(App and web page records)
++++++

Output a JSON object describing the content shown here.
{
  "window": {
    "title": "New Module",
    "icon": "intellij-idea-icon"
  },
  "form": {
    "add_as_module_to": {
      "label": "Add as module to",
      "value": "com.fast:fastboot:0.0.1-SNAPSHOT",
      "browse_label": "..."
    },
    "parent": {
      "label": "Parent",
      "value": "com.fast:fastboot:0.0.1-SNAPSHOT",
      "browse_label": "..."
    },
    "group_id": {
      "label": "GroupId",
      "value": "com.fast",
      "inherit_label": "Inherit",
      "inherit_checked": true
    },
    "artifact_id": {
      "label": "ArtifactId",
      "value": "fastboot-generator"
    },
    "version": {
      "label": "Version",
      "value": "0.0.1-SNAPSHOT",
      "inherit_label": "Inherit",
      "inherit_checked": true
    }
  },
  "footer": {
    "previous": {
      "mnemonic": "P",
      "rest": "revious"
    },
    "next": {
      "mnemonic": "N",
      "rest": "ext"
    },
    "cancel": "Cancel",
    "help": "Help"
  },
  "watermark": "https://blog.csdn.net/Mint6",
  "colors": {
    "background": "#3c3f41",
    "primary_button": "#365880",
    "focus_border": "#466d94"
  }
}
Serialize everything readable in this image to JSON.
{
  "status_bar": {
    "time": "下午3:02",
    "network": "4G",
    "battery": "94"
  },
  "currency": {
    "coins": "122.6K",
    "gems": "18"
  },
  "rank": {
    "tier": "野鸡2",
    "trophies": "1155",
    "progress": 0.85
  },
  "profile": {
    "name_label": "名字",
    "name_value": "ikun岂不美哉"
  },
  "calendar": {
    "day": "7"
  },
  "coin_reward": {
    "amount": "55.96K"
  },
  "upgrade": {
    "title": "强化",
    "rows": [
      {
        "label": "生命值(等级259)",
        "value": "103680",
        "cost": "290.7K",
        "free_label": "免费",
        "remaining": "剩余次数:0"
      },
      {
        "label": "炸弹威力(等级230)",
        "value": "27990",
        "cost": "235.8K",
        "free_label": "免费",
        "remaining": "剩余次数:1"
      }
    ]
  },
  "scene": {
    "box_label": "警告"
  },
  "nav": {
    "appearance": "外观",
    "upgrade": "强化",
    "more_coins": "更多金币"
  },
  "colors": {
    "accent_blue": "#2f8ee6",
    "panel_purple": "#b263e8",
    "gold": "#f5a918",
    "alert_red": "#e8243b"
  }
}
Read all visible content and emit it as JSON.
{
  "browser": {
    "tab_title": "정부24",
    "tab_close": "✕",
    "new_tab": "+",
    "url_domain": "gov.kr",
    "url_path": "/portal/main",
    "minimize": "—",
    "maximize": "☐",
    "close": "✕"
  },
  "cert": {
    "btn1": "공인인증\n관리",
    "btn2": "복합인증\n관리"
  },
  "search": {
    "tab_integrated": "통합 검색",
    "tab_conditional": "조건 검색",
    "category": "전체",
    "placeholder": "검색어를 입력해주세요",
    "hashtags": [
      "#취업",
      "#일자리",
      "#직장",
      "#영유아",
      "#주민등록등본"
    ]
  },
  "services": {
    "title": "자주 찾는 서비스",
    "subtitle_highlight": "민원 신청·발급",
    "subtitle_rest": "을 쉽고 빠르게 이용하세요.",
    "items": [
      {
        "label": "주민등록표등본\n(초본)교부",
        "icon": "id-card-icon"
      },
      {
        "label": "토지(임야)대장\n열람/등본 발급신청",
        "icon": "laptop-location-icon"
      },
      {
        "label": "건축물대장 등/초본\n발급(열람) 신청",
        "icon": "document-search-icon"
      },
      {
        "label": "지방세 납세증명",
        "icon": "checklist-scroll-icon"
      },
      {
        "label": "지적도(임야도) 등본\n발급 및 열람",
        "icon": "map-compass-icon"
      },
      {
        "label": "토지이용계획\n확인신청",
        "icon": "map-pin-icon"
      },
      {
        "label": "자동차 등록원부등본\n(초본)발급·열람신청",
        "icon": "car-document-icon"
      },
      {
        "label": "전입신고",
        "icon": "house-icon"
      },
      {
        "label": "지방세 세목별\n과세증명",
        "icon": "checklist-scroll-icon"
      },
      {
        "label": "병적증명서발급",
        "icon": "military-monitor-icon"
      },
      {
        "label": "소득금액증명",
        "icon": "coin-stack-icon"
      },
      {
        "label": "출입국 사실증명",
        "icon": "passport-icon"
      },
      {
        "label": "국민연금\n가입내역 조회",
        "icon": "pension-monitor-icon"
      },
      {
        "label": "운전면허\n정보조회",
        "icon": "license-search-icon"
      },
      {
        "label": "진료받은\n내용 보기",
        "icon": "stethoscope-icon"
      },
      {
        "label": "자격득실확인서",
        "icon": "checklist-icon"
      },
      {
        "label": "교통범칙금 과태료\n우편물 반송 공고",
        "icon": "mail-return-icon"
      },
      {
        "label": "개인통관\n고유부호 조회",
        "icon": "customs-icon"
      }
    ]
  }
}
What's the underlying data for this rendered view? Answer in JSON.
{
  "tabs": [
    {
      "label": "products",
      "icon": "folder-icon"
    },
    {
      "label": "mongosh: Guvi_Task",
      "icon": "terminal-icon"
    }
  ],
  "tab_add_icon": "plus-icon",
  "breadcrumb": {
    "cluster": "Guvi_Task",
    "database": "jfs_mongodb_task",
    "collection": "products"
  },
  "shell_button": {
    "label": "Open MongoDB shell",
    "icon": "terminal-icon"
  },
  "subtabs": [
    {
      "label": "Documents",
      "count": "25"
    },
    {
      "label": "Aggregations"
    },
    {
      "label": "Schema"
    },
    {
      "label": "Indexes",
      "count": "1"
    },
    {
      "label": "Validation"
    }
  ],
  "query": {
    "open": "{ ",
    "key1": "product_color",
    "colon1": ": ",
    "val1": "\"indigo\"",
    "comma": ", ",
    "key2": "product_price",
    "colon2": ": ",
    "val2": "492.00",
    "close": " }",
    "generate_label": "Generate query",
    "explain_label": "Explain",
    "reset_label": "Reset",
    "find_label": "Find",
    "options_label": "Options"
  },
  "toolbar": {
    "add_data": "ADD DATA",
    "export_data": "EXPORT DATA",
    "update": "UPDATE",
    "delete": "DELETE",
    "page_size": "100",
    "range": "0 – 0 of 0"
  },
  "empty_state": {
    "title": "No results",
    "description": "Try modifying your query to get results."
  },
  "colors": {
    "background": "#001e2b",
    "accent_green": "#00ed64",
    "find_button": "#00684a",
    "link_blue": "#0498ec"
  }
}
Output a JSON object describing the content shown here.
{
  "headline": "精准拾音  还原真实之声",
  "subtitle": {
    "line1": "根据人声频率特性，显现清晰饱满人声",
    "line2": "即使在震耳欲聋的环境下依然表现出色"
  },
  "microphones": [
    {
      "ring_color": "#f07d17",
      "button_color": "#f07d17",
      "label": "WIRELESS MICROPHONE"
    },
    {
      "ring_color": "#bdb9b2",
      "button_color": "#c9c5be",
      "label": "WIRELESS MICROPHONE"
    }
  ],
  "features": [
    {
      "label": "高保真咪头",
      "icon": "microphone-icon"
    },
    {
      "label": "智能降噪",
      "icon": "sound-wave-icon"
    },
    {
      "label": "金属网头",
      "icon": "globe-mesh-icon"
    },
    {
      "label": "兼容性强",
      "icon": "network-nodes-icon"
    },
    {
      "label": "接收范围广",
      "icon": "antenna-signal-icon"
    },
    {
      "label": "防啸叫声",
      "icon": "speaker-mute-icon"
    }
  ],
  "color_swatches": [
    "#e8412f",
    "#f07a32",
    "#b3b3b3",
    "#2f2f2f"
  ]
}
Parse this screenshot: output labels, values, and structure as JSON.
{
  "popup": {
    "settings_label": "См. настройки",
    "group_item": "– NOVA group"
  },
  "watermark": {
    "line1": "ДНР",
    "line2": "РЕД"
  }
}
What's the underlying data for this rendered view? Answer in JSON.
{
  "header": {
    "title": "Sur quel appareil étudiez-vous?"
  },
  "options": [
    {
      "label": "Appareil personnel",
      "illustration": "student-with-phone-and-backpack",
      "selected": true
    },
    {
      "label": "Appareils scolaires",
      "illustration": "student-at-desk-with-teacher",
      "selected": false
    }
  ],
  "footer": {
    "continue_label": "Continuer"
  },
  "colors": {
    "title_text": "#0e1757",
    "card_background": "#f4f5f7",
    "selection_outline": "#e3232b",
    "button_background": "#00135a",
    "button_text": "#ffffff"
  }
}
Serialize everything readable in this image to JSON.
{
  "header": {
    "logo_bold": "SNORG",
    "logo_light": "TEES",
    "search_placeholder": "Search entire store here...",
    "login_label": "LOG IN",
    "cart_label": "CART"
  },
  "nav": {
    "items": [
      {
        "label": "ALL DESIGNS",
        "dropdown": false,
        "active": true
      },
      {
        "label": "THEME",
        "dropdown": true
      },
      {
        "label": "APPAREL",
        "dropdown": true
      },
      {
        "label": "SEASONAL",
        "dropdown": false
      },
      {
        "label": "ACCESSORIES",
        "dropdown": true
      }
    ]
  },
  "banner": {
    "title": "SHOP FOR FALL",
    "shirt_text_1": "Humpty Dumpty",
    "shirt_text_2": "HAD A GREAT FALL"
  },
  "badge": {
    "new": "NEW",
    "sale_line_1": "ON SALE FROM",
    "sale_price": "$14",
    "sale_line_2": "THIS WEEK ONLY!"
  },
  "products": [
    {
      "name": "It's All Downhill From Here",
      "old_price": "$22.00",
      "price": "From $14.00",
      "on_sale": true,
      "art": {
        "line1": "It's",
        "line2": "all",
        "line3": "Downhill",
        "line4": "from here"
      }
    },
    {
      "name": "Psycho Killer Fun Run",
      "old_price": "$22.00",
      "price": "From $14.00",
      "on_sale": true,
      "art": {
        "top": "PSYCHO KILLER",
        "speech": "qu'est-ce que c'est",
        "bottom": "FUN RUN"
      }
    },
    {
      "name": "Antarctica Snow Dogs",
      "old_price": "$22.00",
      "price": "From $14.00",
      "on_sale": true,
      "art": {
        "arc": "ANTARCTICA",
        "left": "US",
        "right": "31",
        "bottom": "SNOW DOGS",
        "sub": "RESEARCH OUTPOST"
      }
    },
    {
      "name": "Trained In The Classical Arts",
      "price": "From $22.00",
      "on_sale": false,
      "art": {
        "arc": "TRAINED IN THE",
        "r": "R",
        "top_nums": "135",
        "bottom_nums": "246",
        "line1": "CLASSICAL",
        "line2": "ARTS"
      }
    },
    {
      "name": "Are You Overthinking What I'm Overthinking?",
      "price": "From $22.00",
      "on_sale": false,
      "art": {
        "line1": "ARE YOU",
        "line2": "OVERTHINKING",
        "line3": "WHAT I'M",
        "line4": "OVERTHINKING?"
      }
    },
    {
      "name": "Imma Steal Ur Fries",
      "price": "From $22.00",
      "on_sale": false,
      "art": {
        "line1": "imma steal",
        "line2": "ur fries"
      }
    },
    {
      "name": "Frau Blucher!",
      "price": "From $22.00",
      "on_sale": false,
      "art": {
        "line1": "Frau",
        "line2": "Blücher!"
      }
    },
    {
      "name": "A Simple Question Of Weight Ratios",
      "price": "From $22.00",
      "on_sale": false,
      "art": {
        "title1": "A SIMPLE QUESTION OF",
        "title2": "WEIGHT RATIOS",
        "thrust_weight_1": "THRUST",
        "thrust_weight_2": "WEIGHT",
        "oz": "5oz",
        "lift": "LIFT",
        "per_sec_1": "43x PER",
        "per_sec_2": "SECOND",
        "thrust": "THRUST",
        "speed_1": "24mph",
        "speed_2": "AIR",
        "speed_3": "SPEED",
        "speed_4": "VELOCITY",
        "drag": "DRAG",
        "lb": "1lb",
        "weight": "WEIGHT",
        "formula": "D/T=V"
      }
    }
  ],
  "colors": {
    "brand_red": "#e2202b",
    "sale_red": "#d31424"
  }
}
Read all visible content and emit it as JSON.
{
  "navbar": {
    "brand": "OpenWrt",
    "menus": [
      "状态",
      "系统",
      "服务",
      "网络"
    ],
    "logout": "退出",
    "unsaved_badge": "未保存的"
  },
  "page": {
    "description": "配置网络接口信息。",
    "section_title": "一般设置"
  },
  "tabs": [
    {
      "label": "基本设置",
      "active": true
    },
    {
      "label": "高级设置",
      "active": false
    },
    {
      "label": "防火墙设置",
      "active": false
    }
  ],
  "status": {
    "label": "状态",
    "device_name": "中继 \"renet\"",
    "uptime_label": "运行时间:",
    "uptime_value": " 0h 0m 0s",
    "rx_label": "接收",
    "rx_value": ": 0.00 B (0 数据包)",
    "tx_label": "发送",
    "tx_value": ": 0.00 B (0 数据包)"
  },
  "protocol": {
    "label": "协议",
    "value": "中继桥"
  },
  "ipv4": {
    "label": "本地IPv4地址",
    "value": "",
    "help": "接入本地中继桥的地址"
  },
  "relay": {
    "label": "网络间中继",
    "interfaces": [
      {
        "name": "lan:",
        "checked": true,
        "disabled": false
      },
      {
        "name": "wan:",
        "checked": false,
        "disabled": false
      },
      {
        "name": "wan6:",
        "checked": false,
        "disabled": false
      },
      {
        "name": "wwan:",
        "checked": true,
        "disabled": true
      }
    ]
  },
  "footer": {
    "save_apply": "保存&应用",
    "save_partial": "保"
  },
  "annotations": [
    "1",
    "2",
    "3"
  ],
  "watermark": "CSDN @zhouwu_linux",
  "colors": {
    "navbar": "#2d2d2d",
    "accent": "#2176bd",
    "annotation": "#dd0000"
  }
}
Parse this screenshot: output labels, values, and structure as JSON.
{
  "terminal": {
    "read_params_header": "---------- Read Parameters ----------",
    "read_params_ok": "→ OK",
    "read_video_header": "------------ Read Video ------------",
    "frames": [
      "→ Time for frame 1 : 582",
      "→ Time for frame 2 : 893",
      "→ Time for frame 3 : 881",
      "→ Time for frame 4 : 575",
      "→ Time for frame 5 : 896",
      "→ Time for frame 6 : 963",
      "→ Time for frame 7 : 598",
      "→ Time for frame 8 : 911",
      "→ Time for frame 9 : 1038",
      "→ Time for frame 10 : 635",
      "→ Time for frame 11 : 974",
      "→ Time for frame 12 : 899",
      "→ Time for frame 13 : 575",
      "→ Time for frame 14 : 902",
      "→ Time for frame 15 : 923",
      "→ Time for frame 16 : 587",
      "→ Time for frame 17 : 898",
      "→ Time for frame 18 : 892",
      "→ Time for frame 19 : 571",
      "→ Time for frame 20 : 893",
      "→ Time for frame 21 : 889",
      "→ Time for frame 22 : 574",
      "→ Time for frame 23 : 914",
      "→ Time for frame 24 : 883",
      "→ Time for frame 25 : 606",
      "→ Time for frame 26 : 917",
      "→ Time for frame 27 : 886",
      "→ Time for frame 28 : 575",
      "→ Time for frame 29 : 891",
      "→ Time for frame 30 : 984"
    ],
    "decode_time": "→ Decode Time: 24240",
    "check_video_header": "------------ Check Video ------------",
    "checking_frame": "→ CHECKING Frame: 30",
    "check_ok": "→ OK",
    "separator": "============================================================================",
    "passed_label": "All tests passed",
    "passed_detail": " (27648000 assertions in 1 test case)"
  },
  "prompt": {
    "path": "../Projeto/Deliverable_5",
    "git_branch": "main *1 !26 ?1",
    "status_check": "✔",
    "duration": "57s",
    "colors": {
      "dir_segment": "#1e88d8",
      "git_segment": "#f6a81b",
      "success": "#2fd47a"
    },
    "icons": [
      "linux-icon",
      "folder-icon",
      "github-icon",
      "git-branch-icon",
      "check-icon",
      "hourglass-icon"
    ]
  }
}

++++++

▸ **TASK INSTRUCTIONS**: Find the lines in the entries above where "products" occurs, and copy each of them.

▸ **EXPECTED OUTPUT**:
      "label": "products",
    "collection": "products"
  "products": [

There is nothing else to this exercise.